Records shown
....................

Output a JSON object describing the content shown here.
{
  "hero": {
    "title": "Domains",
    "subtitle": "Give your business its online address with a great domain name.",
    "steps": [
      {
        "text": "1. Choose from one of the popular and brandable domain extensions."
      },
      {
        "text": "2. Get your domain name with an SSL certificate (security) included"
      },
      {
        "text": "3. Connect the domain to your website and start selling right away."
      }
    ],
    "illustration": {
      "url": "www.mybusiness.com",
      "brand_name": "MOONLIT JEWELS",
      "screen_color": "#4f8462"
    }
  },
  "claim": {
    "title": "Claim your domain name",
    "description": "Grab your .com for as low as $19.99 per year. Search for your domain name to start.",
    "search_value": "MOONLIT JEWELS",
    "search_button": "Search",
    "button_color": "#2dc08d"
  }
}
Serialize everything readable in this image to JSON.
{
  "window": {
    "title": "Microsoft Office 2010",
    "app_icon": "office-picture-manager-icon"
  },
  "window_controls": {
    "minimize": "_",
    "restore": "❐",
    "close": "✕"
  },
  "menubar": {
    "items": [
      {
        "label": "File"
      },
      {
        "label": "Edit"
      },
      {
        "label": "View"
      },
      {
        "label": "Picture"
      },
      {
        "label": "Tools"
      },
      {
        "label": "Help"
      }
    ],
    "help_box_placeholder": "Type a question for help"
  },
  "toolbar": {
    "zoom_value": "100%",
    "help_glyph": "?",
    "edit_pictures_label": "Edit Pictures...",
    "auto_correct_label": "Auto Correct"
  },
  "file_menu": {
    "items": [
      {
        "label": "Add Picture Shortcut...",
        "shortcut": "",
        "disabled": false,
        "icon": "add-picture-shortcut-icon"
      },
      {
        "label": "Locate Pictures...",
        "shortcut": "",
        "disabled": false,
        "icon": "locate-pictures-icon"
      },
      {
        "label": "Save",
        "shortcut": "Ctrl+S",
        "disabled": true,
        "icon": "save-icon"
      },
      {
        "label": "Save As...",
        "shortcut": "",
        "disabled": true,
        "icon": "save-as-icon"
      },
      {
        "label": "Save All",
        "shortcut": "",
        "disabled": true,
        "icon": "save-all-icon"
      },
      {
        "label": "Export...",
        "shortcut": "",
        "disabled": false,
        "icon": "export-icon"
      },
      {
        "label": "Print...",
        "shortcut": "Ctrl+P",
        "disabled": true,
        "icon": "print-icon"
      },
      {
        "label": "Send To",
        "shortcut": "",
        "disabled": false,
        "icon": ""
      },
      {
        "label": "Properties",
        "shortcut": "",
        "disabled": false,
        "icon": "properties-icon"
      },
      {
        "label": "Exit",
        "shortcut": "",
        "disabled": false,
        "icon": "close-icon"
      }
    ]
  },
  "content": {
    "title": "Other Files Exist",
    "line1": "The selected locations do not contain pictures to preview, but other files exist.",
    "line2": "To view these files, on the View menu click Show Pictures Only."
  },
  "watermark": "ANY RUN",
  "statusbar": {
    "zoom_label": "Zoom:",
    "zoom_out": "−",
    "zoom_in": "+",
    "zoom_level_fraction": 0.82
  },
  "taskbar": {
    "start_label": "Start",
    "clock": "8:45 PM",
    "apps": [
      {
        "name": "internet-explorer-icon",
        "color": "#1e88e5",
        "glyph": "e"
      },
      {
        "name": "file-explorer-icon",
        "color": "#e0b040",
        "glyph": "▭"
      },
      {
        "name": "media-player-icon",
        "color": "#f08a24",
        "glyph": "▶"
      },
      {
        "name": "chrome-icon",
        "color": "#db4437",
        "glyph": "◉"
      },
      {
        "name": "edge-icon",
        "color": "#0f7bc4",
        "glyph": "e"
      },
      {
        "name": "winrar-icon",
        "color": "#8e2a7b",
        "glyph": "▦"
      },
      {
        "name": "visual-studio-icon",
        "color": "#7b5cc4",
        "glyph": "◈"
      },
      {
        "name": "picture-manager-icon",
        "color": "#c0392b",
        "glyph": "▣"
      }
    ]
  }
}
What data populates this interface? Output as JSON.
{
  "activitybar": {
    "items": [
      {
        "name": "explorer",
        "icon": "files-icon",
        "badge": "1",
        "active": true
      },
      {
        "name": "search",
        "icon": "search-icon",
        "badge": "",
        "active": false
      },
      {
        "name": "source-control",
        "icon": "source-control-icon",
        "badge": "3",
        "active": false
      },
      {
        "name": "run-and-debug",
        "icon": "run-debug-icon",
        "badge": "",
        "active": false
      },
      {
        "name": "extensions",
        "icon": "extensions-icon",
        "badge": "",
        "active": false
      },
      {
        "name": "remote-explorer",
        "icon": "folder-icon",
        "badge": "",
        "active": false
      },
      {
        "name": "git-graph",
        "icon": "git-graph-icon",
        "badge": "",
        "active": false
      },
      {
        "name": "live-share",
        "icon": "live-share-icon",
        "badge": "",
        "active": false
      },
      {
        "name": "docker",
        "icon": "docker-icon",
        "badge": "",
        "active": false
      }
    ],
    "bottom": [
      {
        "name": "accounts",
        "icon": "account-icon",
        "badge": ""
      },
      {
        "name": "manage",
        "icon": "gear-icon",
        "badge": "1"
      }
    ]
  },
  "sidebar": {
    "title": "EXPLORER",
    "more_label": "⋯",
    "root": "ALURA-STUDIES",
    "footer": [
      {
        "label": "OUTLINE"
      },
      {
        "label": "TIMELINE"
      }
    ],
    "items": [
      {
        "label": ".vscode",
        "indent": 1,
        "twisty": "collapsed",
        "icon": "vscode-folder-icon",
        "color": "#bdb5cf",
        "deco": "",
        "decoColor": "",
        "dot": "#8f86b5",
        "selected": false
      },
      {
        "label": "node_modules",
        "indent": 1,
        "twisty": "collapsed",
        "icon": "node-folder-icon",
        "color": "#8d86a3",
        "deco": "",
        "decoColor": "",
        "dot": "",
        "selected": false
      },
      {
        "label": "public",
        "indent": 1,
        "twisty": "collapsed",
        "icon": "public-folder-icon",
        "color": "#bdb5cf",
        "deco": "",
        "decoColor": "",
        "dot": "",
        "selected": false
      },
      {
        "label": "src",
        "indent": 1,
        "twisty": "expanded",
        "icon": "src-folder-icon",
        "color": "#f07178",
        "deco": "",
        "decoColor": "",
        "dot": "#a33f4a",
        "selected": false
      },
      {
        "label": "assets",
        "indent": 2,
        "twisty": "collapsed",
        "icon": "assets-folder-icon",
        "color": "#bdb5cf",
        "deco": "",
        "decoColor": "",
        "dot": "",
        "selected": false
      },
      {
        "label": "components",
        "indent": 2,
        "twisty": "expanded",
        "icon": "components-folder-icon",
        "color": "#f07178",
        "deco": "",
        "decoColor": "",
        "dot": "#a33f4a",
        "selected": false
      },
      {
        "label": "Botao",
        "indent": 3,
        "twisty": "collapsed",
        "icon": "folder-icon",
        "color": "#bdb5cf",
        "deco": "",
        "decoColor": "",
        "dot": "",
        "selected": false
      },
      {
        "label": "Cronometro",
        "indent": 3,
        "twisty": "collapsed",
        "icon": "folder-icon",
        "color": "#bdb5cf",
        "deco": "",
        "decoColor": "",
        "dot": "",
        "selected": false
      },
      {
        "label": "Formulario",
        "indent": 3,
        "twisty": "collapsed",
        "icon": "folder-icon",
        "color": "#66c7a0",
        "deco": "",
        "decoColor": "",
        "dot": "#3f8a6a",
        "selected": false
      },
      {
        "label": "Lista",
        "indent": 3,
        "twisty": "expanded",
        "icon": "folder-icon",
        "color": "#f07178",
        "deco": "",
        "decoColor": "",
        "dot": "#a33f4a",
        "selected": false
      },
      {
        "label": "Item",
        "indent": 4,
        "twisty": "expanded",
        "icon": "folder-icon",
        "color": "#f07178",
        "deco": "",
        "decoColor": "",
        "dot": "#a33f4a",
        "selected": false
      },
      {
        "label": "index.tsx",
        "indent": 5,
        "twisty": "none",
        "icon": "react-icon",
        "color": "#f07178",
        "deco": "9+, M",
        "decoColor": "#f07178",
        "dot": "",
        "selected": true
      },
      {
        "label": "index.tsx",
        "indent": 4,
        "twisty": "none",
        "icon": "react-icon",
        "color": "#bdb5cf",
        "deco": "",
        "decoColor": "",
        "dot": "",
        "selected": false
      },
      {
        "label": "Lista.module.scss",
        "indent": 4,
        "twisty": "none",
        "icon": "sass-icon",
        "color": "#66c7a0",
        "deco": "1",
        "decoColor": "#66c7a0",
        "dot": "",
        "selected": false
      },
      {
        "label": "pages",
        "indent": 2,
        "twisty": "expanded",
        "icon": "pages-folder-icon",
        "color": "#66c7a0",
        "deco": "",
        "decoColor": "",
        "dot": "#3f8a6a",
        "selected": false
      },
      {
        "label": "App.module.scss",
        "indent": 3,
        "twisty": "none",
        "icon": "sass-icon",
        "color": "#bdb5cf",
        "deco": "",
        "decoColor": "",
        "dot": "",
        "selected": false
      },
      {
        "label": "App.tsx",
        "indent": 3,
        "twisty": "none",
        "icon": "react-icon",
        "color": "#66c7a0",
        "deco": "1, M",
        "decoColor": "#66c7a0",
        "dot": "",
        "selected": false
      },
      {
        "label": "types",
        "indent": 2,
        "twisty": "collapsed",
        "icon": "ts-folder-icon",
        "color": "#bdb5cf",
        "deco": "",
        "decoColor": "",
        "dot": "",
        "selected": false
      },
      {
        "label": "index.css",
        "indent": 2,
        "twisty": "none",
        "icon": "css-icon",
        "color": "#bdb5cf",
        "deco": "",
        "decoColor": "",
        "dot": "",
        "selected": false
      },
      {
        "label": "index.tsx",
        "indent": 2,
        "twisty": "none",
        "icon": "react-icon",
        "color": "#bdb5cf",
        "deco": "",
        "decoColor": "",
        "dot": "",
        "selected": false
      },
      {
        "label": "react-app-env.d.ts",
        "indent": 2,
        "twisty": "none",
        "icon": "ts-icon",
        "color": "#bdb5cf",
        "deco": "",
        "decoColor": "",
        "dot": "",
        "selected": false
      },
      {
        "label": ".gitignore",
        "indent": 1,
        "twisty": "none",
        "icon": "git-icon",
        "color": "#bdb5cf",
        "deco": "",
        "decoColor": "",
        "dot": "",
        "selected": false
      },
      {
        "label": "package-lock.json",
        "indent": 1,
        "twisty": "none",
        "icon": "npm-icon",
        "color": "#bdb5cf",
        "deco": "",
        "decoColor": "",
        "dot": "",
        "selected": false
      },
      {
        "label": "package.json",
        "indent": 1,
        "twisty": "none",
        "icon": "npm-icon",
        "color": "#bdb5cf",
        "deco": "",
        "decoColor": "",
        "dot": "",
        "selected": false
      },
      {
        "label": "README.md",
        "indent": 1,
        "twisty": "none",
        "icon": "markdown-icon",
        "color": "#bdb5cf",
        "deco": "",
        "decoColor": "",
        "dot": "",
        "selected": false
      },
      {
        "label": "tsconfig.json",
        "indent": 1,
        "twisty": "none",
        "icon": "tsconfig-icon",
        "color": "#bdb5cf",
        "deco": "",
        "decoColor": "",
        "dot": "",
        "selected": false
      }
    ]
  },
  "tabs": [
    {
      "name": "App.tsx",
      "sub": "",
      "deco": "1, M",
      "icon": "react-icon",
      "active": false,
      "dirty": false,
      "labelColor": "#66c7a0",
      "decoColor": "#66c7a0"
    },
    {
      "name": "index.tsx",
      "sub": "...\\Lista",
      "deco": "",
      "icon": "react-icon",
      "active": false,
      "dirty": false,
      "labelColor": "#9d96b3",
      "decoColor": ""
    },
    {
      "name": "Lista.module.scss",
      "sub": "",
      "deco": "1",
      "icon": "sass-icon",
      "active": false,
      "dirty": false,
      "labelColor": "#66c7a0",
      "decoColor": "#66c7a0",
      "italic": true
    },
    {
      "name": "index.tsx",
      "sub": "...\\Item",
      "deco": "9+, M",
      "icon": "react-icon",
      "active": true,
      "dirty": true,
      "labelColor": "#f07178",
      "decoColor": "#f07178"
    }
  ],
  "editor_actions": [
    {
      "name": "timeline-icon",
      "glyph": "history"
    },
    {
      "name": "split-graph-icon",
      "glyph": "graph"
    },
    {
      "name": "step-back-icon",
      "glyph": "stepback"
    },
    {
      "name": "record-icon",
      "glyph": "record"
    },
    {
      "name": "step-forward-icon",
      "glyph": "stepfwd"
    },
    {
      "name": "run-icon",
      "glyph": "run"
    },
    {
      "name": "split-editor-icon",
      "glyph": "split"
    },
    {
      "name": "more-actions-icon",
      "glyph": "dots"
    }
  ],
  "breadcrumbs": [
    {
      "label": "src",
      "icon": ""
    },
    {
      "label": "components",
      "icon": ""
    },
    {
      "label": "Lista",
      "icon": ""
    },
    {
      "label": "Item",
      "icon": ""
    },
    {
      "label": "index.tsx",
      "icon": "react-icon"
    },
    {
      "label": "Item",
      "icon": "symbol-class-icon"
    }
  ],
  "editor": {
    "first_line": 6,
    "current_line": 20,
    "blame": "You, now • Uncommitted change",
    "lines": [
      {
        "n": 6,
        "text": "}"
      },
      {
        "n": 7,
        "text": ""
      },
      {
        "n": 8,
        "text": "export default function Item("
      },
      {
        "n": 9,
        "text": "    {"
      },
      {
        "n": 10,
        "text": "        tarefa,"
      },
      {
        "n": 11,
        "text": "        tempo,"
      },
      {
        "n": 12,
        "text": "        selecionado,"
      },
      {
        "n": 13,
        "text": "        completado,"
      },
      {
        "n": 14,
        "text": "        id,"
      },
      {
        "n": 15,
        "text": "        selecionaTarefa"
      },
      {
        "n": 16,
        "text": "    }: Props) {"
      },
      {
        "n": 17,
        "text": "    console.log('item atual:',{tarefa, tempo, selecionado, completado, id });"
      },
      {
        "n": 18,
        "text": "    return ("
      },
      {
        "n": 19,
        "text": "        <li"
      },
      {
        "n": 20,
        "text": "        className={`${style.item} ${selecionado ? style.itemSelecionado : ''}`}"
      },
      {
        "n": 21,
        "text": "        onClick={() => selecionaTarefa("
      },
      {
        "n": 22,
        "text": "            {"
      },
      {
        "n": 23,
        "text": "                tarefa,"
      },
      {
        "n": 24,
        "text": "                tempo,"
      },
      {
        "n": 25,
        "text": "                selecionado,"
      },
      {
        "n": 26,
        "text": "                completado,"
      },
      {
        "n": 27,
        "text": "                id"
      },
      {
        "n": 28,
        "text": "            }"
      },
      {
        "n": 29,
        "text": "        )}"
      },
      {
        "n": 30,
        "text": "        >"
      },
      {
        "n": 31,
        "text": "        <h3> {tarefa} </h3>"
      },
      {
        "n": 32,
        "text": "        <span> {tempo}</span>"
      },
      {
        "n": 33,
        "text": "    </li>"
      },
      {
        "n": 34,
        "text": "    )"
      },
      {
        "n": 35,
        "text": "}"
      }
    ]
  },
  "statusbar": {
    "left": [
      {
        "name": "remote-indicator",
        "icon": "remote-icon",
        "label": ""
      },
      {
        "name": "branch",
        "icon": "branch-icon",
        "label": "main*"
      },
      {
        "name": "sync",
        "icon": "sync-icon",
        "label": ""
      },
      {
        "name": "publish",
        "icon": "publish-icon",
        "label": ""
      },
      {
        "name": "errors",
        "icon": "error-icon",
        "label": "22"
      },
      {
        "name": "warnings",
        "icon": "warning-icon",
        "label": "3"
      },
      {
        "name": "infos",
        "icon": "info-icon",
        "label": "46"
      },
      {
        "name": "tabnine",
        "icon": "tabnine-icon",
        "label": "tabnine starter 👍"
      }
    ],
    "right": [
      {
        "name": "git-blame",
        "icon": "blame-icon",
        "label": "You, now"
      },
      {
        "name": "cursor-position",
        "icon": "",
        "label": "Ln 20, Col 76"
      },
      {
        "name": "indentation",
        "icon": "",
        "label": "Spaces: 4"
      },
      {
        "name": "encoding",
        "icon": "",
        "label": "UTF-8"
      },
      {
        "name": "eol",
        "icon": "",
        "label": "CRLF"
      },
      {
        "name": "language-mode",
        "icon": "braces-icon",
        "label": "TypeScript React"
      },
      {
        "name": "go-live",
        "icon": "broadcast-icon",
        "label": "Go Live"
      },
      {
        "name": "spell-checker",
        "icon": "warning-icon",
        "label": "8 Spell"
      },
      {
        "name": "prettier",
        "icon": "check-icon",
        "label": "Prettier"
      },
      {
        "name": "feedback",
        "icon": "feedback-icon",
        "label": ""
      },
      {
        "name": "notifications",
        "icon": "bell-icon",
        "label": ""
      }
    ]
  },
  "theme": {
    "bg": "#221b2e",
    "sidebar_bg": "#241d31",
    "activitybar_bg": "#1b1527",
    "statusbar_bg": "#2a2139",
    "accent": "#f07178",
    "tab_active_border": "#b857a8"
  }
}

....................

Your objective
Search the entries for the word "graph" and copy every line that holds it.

Solved exercise
        "name": "git-graph",
        "icon": "git-graph-icon",
      "name": "split-graph-icon",
      "glyph": "graph"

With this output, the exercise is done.